DirectBuy is thrilled with the feature’s success, Fay says. 31% of the retailer’s members have made a purchase soon after using the button, he says.
Home Depot has also found the value in having unique app features, such as its Project Color app. Project Color is an example of how a retailer can have an app presence without having the app be specifically commerce-enabled. The app allows consumers to see how a paint color will look on their walls. In the app, consumers take a picture of a room in their house, select any color in Home Depot’s color catalogue and tap a wall to paint it on.
Once a shopper selects a color she will be redirected to Home Depot’s mobile site where she can specify her brand preference, sheen and container size, and then check out. Excluding purchasing in the app was by design, as the app is meant to help shoppers narrow down paint colors, Vemana says. Most shoppers go to the store to buy paint anyway, he says.
“The color app was built for a very laser-focused purpose: helping to acquire the customer for the project,” Vemana says.
Blue Apron is also finding this out about its app—roughly 25% of Blue Apron’s app users aren’t customers, Papas says. A consumer doesn’t have to be a Blue Apron customer to download the app, and non-customers download the app for the roughly 1,000 recipes it contains, Papas says.
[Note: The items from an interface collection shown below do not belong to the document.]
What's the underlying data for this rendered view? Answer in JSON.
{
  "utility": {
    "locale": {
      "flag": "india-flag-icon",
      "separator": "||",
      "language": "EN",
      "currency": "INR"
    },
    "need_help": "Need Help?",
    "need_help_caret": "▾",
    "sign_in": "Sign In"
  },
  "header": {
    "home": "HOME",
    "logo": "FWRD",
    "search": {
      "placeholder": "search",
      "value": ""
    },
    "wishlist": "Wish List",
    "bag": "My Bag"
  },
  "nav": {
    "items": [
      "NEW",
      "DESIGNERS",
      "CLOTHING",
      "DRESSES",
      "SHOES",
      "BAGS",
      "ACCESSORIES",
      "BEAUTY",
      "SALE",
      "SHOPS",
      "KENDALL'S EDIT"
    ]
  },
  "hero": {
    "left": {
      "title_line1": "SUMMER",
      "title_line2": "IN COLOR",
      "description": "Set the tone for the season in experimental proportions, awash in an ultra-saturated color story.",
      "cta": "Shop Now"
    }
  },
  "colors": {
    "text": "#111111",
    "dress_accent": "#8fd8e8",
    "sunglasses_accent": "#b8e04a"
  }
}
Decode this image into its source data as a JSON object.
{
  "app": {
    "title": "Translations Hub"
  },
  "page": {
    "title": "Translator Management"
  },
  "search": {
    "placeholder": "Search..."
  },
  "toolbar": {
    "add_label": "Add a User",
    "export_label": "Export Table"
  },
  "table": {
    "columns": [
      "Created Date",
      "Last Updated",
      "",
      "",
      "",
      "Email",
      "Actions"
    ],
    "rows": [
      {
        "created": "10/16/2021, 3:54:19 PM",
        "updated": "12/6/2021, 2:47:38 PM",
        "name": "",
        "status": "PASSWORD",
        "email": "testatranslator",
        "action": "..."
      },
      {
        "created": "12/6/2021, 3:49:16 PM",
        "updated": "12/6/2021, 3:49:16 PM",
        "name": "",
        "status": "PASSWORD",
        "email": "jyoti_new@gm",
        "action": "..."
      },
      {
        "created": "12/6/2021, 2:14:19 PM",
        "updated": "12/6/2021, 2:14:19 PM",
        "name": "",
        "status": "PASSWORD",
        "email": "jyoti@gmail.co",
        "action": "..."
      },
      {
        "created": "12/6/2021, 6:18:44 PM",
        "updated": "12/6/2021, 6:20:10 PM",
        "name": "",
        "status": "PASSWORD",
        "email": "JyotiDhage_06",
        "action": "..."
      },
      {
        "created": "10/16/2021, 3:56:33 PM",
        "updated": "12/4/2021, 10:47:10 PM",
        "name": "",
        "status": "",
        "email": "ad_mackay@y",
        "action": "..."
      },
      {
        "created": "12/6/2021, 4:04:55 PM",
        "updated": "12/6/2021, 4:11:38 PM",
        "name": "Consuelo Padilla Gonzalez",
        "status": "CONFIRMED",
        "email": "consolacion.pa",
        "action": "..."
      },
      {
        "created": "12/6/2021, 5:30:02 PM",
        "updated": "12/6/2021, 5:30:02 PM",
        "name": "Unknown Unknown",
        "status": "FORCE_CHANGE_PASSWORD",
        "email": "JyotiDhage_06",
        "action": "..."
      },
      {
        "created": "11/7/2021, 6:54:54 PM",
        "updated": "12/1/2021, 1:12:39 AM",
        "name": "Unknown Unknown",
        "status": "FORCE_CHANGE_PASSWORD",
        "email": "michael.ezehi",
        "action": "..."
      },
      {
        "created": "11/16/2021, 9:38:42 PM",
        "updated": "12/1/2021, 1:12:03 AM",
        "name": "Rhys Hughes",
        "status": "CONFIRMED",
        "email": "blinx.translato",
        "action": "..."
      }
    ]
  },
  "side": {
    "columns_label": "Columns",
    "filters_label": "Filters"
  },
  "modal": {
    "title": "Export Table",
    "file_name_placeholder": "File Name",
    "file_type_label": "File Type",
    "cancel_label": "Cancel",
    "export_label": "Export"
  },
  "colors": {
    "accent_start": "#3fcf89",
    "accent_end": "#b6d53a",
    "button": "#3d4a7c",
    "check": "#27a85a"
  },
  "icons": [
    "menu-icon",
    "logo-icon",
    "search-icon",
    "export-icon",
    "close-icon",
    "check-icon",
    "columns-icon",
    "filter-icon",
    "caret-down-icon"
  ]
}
That’s OK with him, as he hopes the app can help to turn some of those foodies into subscribers.
“The app is a channel to acquire new customers, a channel to engage with our product and order more frequently,” he says.
Not every retailer will need a mobile app, but all retailers should analyze their customer base and business model to see whether there is a fit.